(Excerpts from an interface dataset)
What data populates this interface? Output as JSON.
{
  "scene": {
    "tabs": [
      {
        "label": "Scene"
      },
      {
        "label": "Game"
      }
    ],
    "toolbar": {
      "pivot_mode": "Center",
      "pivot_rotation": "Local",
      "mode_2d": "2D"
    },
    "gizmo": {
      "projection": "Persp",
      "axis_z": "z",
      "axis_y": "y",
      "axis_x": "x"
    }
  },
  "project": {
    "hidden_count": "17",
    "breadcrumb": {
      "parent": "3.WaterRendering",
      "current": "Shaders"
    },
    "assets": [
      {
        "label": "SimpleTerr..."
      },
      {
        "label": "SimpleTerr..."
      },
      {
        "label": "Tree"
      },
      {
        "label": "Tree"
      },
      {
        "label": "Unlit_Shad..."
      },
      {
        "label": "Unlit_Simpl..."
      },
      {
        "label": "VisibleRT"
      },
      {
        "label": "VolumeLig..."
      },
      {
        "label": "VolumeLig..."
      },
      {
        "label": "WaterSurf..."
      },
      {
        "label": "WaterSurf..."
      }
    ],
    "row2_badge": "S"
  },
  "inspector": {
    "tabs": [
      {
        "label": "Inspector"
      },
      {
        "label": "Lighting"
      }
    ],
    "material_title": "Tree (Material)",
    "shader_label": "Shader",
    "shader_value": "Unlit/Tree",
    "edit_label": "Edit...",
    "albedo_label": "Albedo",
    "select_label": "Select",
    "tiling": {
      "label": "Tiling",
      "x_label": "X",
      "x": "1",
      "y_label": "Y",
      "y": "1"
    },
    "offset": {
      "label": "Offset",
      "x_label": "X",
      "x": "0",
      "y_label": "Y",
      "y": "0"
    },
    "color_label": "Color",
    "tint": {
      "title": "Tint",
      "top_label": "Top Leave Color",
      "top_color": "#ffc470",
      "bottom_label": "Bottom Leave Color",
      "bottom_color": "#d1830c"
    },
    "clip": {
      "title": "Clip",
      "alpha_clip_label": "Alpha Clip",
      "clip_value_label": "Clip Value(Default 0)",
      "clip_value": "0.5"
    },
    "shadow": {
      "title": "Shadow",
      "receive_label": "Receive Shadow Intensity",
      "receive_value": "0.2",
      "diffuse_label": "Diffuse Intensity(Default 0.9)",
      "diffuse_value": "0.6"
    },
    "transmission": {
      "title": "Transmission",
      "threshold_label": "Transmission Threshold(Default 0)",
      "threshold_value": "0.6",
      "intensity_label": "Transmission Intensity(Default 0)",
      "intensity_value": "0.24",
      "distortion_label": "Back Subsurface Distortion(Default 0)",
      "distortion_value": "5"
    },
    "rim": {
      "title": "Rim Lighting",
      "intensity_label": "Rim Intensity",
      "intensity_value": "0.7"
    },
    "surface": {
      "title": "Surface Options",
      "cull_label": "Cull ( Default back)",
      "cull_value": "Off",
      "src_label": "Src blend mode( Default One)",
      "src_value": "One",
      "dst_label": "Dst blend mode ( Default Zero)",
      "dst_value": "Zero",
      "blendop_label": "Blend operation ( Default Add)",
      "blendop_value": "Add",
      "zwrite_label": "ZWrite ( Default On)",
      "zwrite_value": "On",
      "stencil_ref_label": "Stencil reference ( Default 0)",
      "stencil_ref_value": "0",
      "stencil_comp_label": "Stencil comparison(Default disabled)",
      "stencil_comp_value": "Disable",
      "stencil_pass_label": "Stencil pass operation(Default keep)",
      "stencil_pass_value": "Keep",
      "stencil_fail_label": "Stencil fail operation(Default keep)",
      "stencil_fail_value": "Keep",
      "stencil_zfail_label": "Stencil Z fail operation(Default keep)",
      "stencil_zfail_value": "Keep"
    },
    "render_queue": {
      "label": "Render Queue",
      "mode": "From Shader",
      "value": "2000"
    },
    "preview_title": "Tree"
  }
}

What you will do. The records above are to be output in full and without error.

Solution to the problem.
What data populates this interface? Output as JSON.
{
  "scene": {
    "tabs": [
      {
        "label": "Scene"
      },
      {
        "label": "Game"
      }
    ],
    "toolbar": {
      "pivot_mode": "Center",
      "pivot_rotation": "Local",
      "mode_2d": "2D"
    },
    "gizmo": {
      "projection": "Persp",
      "axis_z": "z",
      "axis_y": "y",
      "axis_x": "x"
    }
  },
  "project": {
    "hidden_count": "17",
    "breadcrumb": {
      "parent": "3.WaterRendering",
      "current": "Shaders"
    },
    "assets": [
      {
        "label": "SimpleTerr..."
      },
      {
        "label": "SimpleTerr..."
      },
      {
        "label": "Tree"
      },
      {
        "label": "Tree"
      },
      {
        "label": "Unlit_Shad..."
      },
      {
        "label": "Unlit_Simpl..."
      },
      {
        "label": "VisibleRT"
      },
      {
        "label": "VolumeLig..."
      },
      {
        "label": "VolumeLig..."
      },
      {
        "label": "WaterSurf..."
      },
      {
        "label": "WaterSurf..."
      }
    ],
    "row2_badge": "S"
  },
  "inspector": {
    "tabs": [
      {
        "label": "Inspector"
      },
      {
        "label": "Lighting"
      }
    ],
    "material_title": "Tree (Material)",
    "shader_label": "Shader",
    "shader_value": "Unlit/Tree",
    "edit_label": "Edit...",
    "albedo_label": "Albedo",
    "select_label": "Select",
    "tiling": {
      "label": "Tiling",
      "x_label": "X",
      "x": "1",
      "y_label": "Y",
      "y": "1"
    },
    "offset": {
      "label": "Offset",
      "x_label": "X",
      "x": "0",
      "y_label": "Y",
      "y": "0"
    },
    "color_label": "Color",
    "tint": {
      "title": "Tint",
      "top_label": "Top Leave Color",
      "top_color": "#ffc470",
      "bottom_label": "Bottom Leave Color",
      "bottom_color": "#d1830c"
    },
    "clip": {
      "title": "Clip",
      "alpha_clip_label": "Alpha Clip",
      "clip_value_label": "Clip Value(Default 0)",
      "clip_value": "0.5"
    },
    "shadow": {
      "title": "Shadow",
      "receive_label": "Receive Shadow Intensity",
      "receive_value": "0.2",
      "diffuse_label": "Diffuse Intensity(Default 0.9)",
      "diffuse_value": "0.6"
    },
    "transmission": {
      "title": "Transmission",
      "threshold_label": "Transmission Threshold(Default 0)",
      "threshold_value": "0.6",
      "intensity_label": "Transmission Intensity(Default 0)",
      "intensity_value": "0.24",
      "distortion_label": "Back Subsurface Distortion(Default 0)",
      "distortion_value": "5"
    },
    "rim": {
      "title": "Rim Lighting",
      "intensity_label": "Rim Intensity",
      "intensity_value": "0.7"
    },
    "surface": {
      "title": "Surface Options",
      "cull_label": "Cull ( Default back)",
      "cull_value": "Off",
      "src_label": "Src blend mode( Default One)",
      "src_value": "One",
      "dst_label": "Dst blend mode ( Default Zero)",
      "dst_value": "Zero",
      "blendop_label": "Blend operation ( Default Add)",
      "blendop_value": "Add",
      "zwrite_label": "ZWrite ( Default On)",
      "zwrite_value": "On",
      "stencil_ref_label": "Stencil reference ( Default 0)",
      "stencil_ref_value": "0",
      "stencil_comp_label": "Stencil comparison(Default disabled)",
      "stencil_comp_value": "Disable",
      "stencil_pass_label": "Stencil pass operation(Default keep)",
      "stencil_pass_value": "Keep",
      "stencil_fail_label": "Stencil fail operation(Default keep)",
      "stencil_fail_value": "Keep",
      "stencil_zfail_label": "Stencil Z fail operation(Default keep)",
      "stencil_zfail_value": "Keep"
    },
    "render_queue": {
      "label": "Render Queue",
      "mode": "From Shader",
      "value": "2000"
    },
    "preview_title": "Tree"
  }
}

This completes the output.